National Center for
3O2C: Crystal Structure Of A Rod Form Of C-Phycocyanin From Themosynechococcus Vulcanus At 1.5 Angstroms
J. Mol. Biol. (2011) 405 p.201-213
The phycobilisome light-harvesting antenna in cyanobacteria and red algae is assembled from two substructures: a central core composed of allophycocyanin surrounded by rods that always contain phycocyanin (PC). Unpigmented proteins called linkers are also found within the rods and core. We present here two new structures of PC from the thermophilic cyanobacterium Thermosynechococcus vulcanus. We have determined the structure of trimeric PC to 1.35 A, the highest resolution reported to date for this protein. We also present a structure of PC isolated in its intact and functional rod form at 1.5 A. Analysis of rod crystals showed that in addition to the alpha and beta PC subunit, there were three linker proteins: the capping rod linker (L(R)(8.7)), the rod linker (L(R)), and only one of three rod-core linkers (L(RC), CpcG4) with a stoichiometry of 12:12:1:1:1. This ratio indicates that the crystals contained rods composed of two hexamers. The crystallographic parameters of the rod crystals are nearly identical with that of the trimeric form, indicating that the linkers do not affect crystal packing and are completely embedded within the rod cavities.
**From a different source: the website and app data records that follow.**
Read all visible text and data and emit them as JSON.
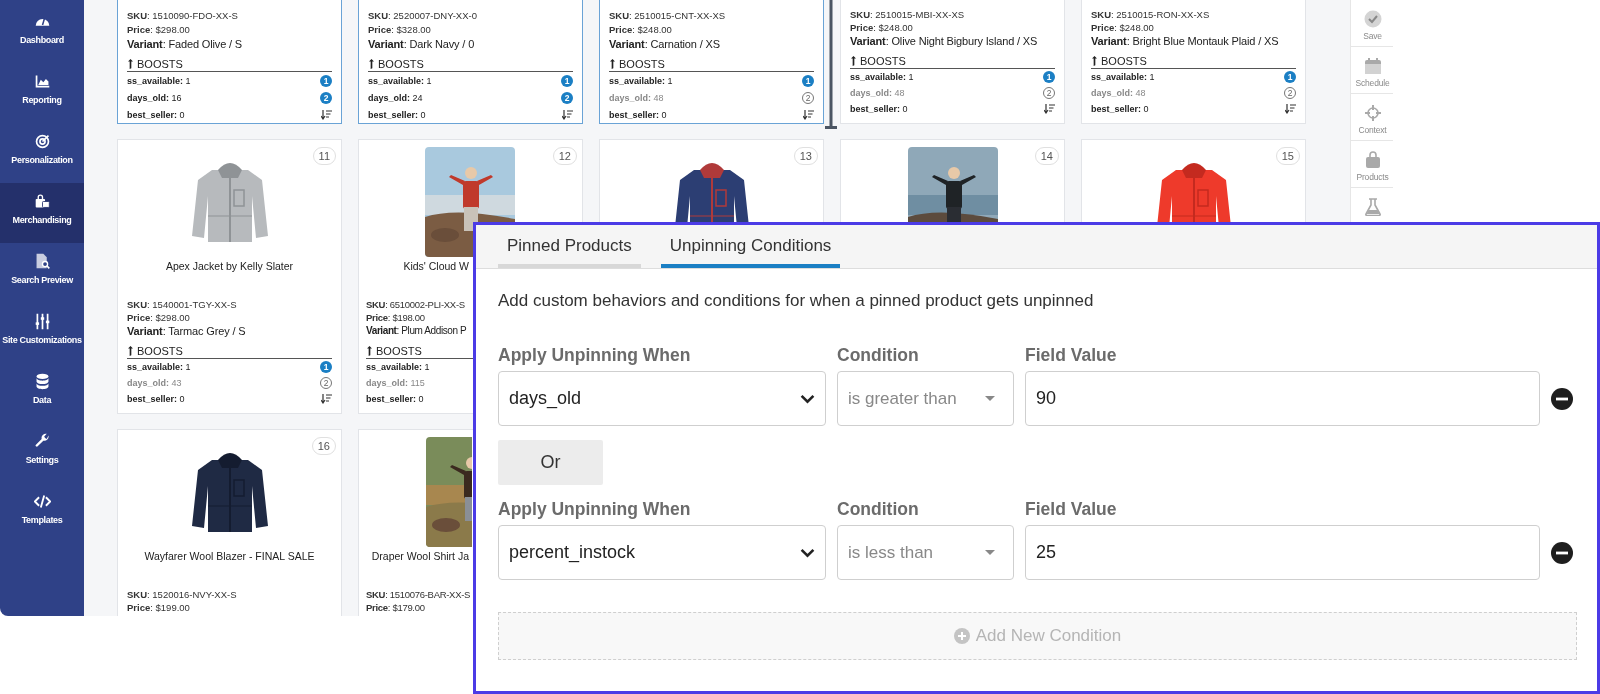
{
  "sidebar": {
    "items": [
      {
        "label": "Dashboard",
        "selected": false
      },
      {
        "label": "Reporting",
        "selected": false
      },
      {
        "label": "Personalization",
        "selected": false
      },
      {
        "label": "Merchandising",
        "selected": true
      },
      {
        "label": "Search Preview",
        "selected": false
      },
      {
        "label": "Site Customizations",
        "selected": false
      },
      {
        "label": "Data",
        "selected": false
      },
      {
        "label": "Settings",
        "selected": false
      },
      {
        "label": "Templates",
        "selected": false
      }
    ]
  },
  "cards": [
    {
      "selected": true,
      "sku": "**SKU**: 1510090-FDO-XX-S",
      "price": "**Price**: $298.00",
      "variant": "**Variant**: Faded Olive / S",
      "boosts_heading": "BOOSTS",
      "boosts": [
        {
          "text": "**ss_available:** 1",
          "muted": false,
          "badge": {
            "kind": "filled",
            "text": "1"
          }
        },
        {
          "text": "**days_old:** 16",
          "muted": false,
          "badge": {
            "kind": "filled",
            "text": "2"
          }
        },
        {
          "text": "**best_seller:** 0",
          "muted": false,
          "badge": {
            "kind": "sort"
          }
        }
      ]
    },
    {
      "selected": true,
      "sku": "**SKU**: 2520007-DNY-XX-0",
      "price": "**Price**: $328.00",
      "variant": "**Variant**: Dark Navy / 0",
      "boosts_heading": "BOOSTS",
      "boosts": [
        {
          "text": "**ss_available:** 1",
          "muted": false,
          "badge": {
            "kind": "filled",
            "text": "1"
          }
        },
        {
          "text": "**days_old:** 24",
          "muted": false,
          "badge": {
            "kind": "filled",
            "text": "2"
          }
        },
        {
          "text": "**best_seller:** 0",
          "muted": false,
          "badge": {
            "kind": "sort"
          }
        }
      ]
    },
    {
      "selected": true,
      "sku": "**SKU**: 2510015-CNT-XX-XS",
      "price": "**Price**: $248.00",
      "variant": "**Variant**: Carnation / XS",
      "boosts_heading": "BOOSTS",
      "boosts": [
        {
          "text": "**ss_available:** 1",
          "muted": false,
          "badge": {
            "kind": "filled",
            "text": "1"
          }
        },
        {
          "text": "**days_old:** 48",
          "muted": true,
          "badge": {
            "kind": "outline",
            "text": "2"
          }
        },
        {
          "text": "**best_seller:** 0",
          "muted": false,
          "badge": {
            "kind": "sort"
          }
        }
      ]
    },
    {
      "selected": false,
      "sku": "**SKU**: 2510015-MBI-XX-XS",
      "price": "**Price**: $248.00",
      "variant": "**Variant**: Olive Night Bigbury Island / XS",
      "boosts_heading": "BOOSTS",
      "boosts": [
        {
          "text": "**ss_available:** 1",
          "muted": false,
          "badge": {
            "kind": "filled",
            "text": "1"
          }
        },
        {
          "text": "**days_old:** 48",
          "muted": true,
          "badge": {
            "kind": "outline",
            "text": "2"
          }
        },
        {
          "text": "**best_seller:** 0",
          "muted": false,
          "badge": {
            "kind": "sort"
          }
        }
      ]
    },
    {
      "selected": false,
      "sku": "**SKU**: 2510015-RON-XX-XS",
      "price": "**Price**: $248.00",
      "variant": "**Variant**: Bright Blue Montauk Plaid / XS",
      "boosts_heading": "BOOSTS",
      "boosts": [
        {
          "text": "**ss_available:** 1",
          "muted": false,
          "badge": {
            "kind": "filled",
            "text": "1"
          }
        },
        {
          "text": "**days_old:** 48",
          "muted": true,
          "badge": {
            "kind": "outline",
            "text": "2"
          }
        },
        {
          "text": "**best_seller:** 0",
          "muted": false,
          "badge": {
            "kind": "sort"
          }
        }
      ]
    },
    {
      "selected": false,
      "number": "11",
      "image": {
        "kind": "picture"
      },
      "name": "Apex Jacket by Kelly Slater",
      "sku": "**SKU**: 1540001-TGY-XX-S",
      "price": "**Price**: $298.00",
      "variant": "**Variant**: Tarmac Grey / S",
      "boosts_heading": "BOOSTS",
      "boosts": [
        {
          "text": "**ss_available:** 1",
          "muted": false,
          "badge": {
            "kind": "filled",
            "text": "1"
          }
        },
        {
          "text": "**days_old:** 43",
          "muted": true,
          "badge": {
            "kind": "outline",
            "text": "2"
          }
        },
        {
          "text": "**best_seller:** 0",
          "muted": false,
          "badge": {
            "kind": "sort"
          }
        }
      ]
    },
    {
      "selected": false,
      "number": "12",
      "image": {
        "kind": "picture"
      },
      "name": "Kids' Cloud W",
      "sku": "**SKU**: 6510002-PLI-XX-S",
      "price": "**Price**: $198.00",
      "variant": "**Variant**: Plum Addison P",
      "boosts_heading": "BOOSTS",
      "boosts": [
        {
          "text": "**ss_available:** 1",
          "muted": false
        },
        {
          "text": "**days_old:** 115",
          "muted": true
        },
        {
          "text": "**best_seller:** 0",
          "muted": false
        }
      ]
    },
    {
      "selected": false,
      "number": "13",
      "image": {
        "kind": "picture"
      }
    },
    {
      "selected": false,
      "number": "14",
      "image": {
        "kind": "picture"
      }
    },
    {
      "selected": false,
      "number": "15",
      "image": {
        "kind": "picture"
      }
    },
    {
      "selected": false,
      "number": "16",
      "image": {
        "kind": "picture"
      },
      "name": "Wayfarer Wool Blazer - FINAL SALE",
      "sku": "**SKU**: 1520016-NVY-XX-S",
      "price": "**Price**: $199.00"
    },
    {
      "selected": false,
      "image": {
        "kind": "picture"
      },
      "name": "Draper Wool Shirt Ja",
      "sku": "**SKU**: 1510076-BAR-XX-S",
      "price": "**Price**: $179.00"
    }
  ],
  "toolbar": {
    "items": [
      {
        "label": "Save"
      },
      {
        "label": "Schedule"
      },
      {
        "label": "Context"
      },
      {
        "label": "Products"
      }
    ]
  },
  "panel": {
    "tabs": [
      {
        "label": "Pinned Products",
        "selected": false
      },
      {
        "label": "Unpinning Conditions",
        "selected": true
      }
    ],
    "description": "Add custom behaviors and conditions for when a pinned product gets unpinned",
    "conditions": [
      {
        "fields": [
          {
            "kind": "dropdown",
            "label": "Apply Unpinning When",
            "value": "days_old"
          },
          {
            "kind": "select",
            "label": "Condition",
            "value": "is greater than"
          },
          {
            "kind": "text",
            "label": "Field Value",
            "value": "90"
          }
        ]
      },
      {
        "fields": [
          {
            "kind": "dropdown",
            "label": "Apply Unpinning When",
            "value": "percent_instock"
          },
          {
            "kind": "select",
            "label": "Condition",
            "value": "is less than"
          },
          {
            "kind": "text",
            "label": "Field Value",
            "value": "25"
          }
        ]
      }
    ],
    "or_label": "Or",
    "add_button": {
      "label": "Add New Condition",
      "disabled": true
    }
  }
}
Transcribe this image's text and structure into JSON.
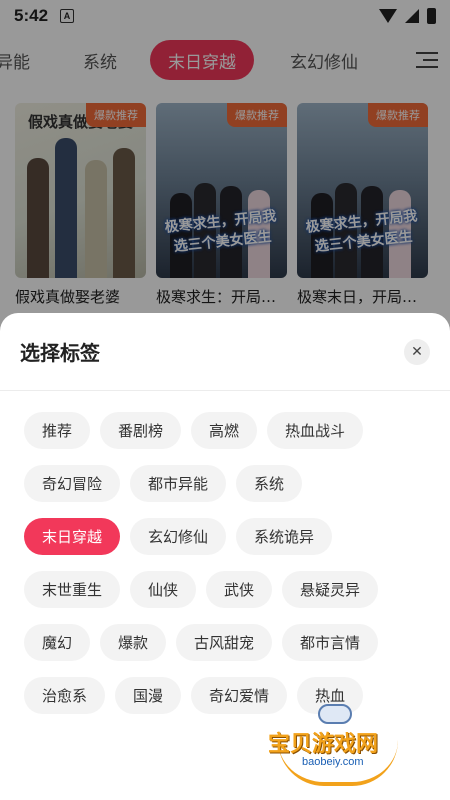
{
  "status_bar": {
    "time": "5:42",
    "notification_letter": "A"
  },
  "top_tabs": [
    {
      "label": "异能",
      "active": false
    },
    {
      "label": "系统",
      "active": false
    },
    {
      "label": "末日穿越",
      "active": true
    },
    {
      "label": "玄幻修仙",
      "active": false
    }
  ],
  "cards": [
    {
      "title": "假戏真做娶老婆",
      "badge": "爆款推荐",
      "cover_text": "假戏真做娶老婆"
    },
    {
      "title": "极寒求生：开局…",
      "badge": "爆款推荐",
      "cover_text": "极寒求生，开局我选三个美女医生"
    },
    {
      "title": "极寒末日，开局…",
      "badge": "爆款推荐",
      "cover_text": "极寒求生，开局我选三个美女医生"
    }
  ],
  "sheet": {
    "title": "选择标签",
    "close_symbol": "✕",
    "tag_rows": [
      [
        {
          "label": "推荐",
          "selected": false
        },
        {
          "label": "番剧榜",
          "selected": false
        },
        {
          "label": "高燃",
          "selected": false
        },
        {
          "label": "热血战斗",
          "selected": false
        }
      ],
      [
        {
          "label": "奇幻冒险",
          "selected": false
        },
        {
          "label": "都市异能",
          "selected": false
        },
        {
          "label": "系统",
          "selected": false
        }
      ],
      [
        {
          "label": "末日穿越",
          "selected": true
        },
        {
          "label": "玄幻修仙",
          "selected": false
        },
        {
          "label": "系统诡异",
          "selected": false
        }
      ],
      [
        {
          "label": "末世重生",
          "selected": false
        },
        {
          "label": "仙侠",
          "selected": false
        },
        {
          "label": "武侠",
          "selected": false
        },
        {
          "label": "悬疑灵异",
          "selected": false
        }
      ],
      [
        {
          "label": "魔幻",
          "selected": false
        },
        {
          "label": "爆款",
          "selected": false
        },
        {
          "label": "古风甜宠",
          "selected": false
        },
        {
          "label": "都市言情",
          "selected": false
        }
      ],
      [
        {
          "label": "治愈系",
          "selected": false
        },
        {
          "label": "国漫",
          "selected": false
        },
        {
          "label": "奇幻爱情",
          "selected": false
        },
        {
          "label": "热血",
          "selected": false
        }
      ]
    ]
  },
  "watermark": {
    "main": "宝贝游戏网",
    "sub": "baobeiy.com"
  },
  "colors": {
    "accent": "#f2385a",
    "badge": "#f26b3a",
    "tag_bg": "#f3f3f3"
  }
}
Absorption and fluorescence emission spectra were red-shifted, as expected for assembled rods, and this could be shown for the rod in solution as well as in crystal using confocal fluorescence microscopy. The crystal packing imparts superimposition of the three rod linkers, canceling out their electron density. However, analysis of B-factors and the conformations of residues facing the rod channel indicate the presence of linkers. Based on the experimental evidence presented here and a homology-based model of the L(R) protein, we suggest that the linkers do not in fact link between rod hexamers but stabilize the hexameric assembly and modify rod energy absorption and transfer capabilities.